it in spite of not having spent so much as five minutes aboard the vessel (or so we're lead to believe) during it's eighteen months in drydock. He had no idea about the modifications to the ship's engines or its weapons array (phaser intensity improved by using warp power), nor did he understand why the transporter system wasn't functioning properly (hence his accusatory question to Scotty). Decker not only knew these things, but he also had a hand in tracking down and fixing some of the problems in question (he found the faulty sensor associated with the transporter while repairing a computer console in the engine room).
Kirk was fortunate that so many of his senior staff were still serving aboard the ship, or he'd likely have faced a mutiny over his boneheaded decisions. Even so, it's amazing that only Decker (and to lesser extent Scott and McCoy) call him out for his unfamiliarity with the refitted vessel.
And as usual, Spock was left to clean up after him by helping Scotty correct the warp engine imbalance, something of a small miracle given that Spock hadn't been on the ship, either. Then again, Spock did say he'd been studying the Enterprise engine design and was aware of their difficulties. This suggests he'd tracked down the problem himself and was prepared to help Scotty fix whatever was wrong.
Christopher does a nice job following up on some of these issues in Ex Machina
by depicting Scotty nursing something of a grudge against Kirk for pushing Decker aside. Their confrontation over Scotty's alleged "perfectionist jag" is one of my favorite parts of the novel. Moreover, the rest of the crew seems split on whether they want to accept the return of the Old Guard (Kirk, Spock, McCoy) after the new group (Decker, Sonak, Chappel) was swept aside so easily because Kirk wanted it that way. Of course, we'll never know what might have happened had Sonak lived and Spock had still tried to board Enterprise

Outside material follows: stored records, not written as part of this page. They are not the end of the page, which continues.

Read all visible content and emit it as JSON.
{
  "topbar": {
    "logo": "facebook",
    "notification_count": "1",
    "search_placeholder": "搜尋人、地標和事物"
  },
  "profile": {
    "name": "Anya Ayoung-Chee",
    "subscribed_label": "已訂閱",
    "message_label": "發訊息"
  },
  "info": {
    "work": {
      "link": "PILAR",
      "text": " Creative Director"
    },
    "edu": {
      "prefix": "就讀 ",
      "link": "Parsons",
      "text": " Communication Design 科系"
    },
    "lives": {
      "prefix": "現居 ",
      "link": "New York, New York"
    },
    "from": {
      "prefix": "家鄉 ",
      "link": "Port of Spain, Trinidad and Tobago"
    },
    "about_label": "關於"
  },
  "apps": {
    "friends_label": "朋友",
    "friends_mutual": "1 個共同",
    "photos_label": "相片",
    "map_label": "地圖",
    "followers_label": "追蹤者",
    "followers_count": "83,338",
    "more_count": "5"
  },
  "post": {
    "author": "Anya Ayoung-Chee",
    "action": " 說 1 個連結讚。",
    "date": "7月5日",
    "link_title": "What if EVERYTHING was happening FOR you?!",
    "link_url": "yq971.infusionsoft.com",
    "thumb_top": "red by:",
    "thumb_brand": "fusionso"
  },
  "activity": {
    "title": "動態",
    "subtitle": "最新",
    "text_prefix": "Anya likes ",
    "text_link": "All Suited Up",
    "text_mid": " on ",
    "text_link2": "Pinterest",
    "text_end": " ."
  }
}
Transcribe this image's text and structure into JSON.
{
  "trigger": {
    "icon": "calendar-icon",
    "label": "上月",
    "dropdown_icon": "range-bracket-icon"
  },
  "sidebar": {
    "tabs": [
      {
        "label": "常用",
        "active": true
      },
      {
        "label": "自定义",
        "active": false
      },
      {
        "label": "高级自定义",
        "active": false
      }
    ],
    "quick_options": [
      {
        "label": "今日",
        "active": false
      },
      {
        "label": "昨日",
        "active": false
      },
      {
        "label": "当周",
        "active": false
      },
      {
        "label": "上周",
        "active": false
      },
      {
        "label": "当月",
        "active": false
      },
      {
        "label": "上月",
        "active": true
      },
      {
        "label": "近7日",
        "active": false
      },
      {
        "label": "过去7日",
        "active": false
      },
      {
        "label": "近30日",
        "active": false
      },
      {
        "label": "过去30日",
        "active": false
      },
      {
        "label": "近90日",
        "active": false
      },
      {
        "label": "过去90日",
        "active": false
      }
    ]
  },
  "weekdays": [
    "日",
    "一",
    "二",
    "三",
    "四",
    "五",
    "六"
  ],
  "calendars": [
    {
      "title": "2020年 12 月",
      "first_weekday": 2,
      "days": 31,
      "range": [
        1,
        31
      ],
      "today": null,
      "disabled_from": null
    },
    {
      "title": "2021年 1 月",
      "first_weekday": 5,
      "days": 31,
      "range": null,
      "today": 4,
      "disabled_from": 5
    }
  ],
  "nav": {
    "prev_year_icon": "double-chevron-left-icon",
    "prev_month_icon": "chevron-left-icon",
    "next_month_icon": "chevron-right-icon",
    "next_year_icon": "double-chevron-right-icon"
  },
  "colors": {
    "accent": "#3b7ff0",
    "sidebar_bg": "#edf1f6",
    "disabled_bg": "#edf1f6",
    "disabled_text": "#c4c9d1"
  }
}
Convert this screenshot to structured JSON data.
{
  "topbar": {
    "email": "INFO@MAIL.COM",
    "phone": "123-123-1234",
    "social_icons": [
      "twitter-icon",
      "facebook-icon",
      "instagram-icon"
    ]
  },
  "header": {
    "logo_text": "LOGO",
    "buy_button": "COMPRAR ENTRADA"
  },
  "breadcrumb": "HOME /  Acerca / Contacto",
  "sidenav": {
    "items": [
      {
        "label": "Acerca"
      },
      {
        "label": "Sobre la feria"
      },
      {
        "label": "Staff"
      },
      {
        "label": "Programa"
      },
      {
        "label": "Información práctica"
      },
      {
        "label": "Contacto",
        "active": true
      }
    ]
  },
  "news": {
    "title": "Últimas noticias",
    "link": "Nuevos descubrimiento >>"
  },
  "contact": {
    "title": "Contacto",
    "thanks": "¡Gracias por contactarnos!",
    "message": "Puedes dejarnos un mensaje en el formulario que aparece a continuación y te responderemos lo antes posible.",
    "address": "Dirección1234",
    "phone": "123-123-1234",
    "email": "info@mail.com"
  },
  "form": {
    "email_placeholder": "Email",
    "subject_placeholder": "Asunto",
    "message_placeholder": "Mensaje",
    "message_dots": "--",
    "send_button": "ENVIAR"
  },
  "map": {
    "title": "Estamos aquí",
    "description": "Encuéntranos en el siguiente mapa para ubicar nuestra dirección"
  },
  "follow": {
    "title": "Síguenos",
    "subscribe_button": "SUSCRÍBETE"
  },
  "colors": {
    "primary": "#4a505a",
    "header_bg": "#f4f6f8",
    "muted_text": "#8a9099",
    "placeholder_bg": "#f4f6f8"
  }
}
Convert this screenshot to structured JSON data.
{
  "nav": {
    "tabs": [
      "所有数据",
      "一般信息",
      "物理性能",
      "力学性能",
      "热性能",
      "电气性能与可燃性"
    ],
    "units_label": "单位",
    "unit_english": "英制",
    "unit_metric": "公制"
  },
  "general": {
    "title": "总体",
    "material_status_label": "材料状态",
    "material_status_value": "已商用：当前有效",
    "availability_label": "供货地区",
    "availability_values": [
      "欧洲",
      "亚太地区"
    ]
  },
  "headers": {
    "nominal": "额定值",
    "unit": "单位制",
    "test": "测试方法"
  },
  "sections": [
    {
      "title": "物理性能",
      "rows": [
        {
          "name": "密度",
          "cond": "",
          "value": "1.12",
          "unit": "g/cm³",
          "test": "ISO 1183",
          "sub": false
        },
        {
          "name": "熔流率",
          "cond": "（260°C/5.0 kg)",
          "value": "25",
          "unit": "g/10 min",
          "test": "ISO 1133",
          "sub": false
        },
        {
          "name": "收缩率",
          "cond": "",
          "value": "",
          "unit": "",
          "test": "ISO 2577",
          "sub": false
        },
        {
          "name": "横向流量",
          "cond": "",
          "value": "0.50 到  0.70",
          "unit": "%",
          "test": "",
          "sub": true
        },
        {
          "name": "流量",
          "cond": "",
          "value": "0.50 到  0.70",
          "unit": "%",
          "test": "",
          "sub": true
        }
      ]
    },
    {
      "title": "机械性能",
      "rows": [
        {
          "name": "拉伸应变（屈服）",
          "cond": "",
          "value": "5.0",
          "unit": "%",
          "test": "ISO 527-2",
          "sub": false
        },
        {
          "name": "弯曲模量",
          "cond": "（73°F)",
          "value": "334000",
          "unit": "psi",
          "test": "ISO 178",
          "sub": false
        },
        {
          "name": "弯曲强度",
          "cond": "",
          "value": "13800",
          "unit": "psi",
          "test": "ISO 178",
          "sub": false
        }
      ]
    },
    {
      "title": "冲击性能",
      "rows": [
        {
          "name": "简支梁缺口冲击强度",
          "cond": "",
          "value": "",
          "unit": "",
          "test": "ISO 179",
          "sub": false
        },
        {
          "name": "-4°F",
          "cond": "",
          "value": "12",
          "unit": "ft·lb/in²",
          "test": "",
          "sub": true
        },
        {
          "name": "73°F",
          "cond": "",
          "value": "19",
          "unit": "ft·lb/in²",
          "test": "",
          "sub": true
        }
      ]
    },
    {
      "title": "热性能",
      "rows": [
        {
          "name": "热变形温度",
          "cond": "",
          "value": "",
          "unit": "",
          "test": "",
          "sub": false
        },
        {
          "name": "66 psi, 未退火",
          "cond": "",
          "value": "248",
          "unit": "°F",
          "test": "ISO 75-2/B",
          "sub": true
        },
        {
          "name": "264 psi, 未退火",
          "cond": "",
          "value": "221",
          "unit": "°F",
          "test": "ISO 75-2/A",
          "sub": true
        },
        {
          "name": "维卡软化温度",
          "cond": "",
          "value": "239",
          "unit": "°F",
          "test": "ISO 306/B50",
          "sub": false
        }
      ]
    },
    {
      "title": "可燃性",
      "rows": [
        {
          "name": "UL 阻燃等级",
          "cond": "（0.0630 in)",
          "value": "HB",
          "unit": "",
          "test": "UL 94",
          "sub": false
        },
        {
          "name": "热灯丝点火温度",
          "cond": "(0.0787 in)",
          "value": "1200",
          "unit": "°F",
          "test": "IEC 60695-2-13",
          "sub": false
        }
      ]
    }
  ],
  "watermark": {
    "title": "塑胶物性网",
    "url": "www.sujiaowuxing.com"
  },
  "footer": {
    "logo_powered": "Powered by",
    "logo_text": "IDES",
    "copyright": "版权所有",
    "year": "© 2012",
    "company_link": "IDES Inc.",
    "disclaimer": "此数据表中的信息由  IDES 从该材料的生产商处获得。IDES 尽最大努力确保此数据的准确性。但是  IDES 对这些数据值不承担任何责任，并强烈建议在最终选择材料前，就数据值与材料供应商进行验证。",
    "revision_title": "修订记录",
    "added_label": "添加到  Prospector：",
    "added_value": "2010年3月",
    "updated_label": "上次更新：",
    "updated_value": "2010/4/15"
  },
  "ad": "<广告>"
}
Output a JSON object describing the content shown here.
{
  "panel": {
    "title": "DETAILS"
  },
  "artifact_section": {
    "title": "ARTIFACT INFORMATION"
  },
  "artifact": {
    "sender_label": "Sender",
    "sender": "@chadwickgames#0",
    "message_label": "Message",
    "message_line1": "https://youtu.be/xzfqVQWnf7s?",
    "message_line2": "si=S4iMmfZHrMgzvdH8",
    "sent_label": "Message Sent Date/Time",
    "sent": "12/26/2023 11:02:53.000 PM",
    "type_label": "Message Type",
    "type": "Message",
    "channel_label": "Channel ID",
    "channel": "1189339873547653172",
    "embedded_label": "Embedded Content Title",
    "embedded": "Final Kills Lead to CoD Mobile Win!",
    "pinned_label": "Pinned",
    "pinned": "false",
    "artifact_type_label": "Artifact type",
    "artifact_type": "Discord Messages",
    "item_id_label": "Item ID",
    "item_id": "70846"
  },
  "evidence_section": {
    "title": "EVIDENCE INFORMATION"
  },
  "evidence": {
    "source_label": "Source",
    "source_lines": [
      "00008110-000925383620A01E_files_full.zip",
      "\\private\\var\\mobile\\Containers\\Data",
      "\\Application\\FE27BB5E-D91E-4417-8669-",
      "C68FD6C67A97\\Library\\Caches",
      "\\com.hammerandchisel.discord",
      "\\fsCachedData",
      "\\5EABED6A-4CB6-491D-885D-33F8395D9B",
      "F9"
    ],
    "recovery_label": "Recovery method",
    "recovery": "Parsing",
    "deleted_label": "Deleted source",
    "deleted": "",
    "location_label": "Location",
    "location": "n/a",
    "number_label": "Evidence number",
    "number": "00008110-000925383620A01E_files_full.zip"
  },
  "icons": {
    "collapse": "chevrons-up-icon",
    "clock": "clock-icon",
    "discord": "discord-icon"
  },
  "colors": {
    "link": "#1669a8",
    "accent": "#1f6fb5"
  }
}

while en route to V'Ger. Would Kirk have pushed the younger Vulcan aside in favor of his best friend?
Granted, Kirk wanted Enterprise back.
But if there hadn't been an emergency, with this particular ship the only one in range, would he have muscled his way onto the bridge? Maybe, maybe not.
Kirk saw himself as the best option to lead this particular crew into this particular situation. Wanting his ship back was in the back of his mind and did influence his initial attitude, but his instincts turned out to be correct.
It doesn't matter who was already assigned to the crew. Once he took command it was his call to place who he thought were the best people in those jobs. It happens in the real world all the time, like it or not. The boss calls the shots.
Not having a working knowledge of the ship's redesigned systems is at most inconsequential. It happens in real world situations daily. Decker's countermanding of the phaser order was correct, and Kirk acknowledged that. Kirk was wrong to assume that Decker was competing with him in that instance, and his defensiveness was wrong. He acknowledged that. McCoy asked to accompany the two to Kirk's quarters because he saw what was coming. Bones acted to reign in Kirk's, for lack of a better word, "enthusiasm."
Having a legendary captain on the bridge would not have inspired mutiny. Everyone on board was surely familiar with the missions of the Enterprise under Kirk's command.
Kirk's competence should only inspire confidence in the crew. His confidence in his capability as a commander might cause others to see that as arrogance, but as they say, "it ain't bragging if you can do it."
Placing his trusted confidants in positions close to him should not be seen as a slight to any crewmembers who might have been displaced. They are professionals, there to do a job. Personal feelings have to be put aside. Yes, even Decker.
As Uhura said, paraphrasing, "Our chances of returning from this mission in one piece may have just doubled."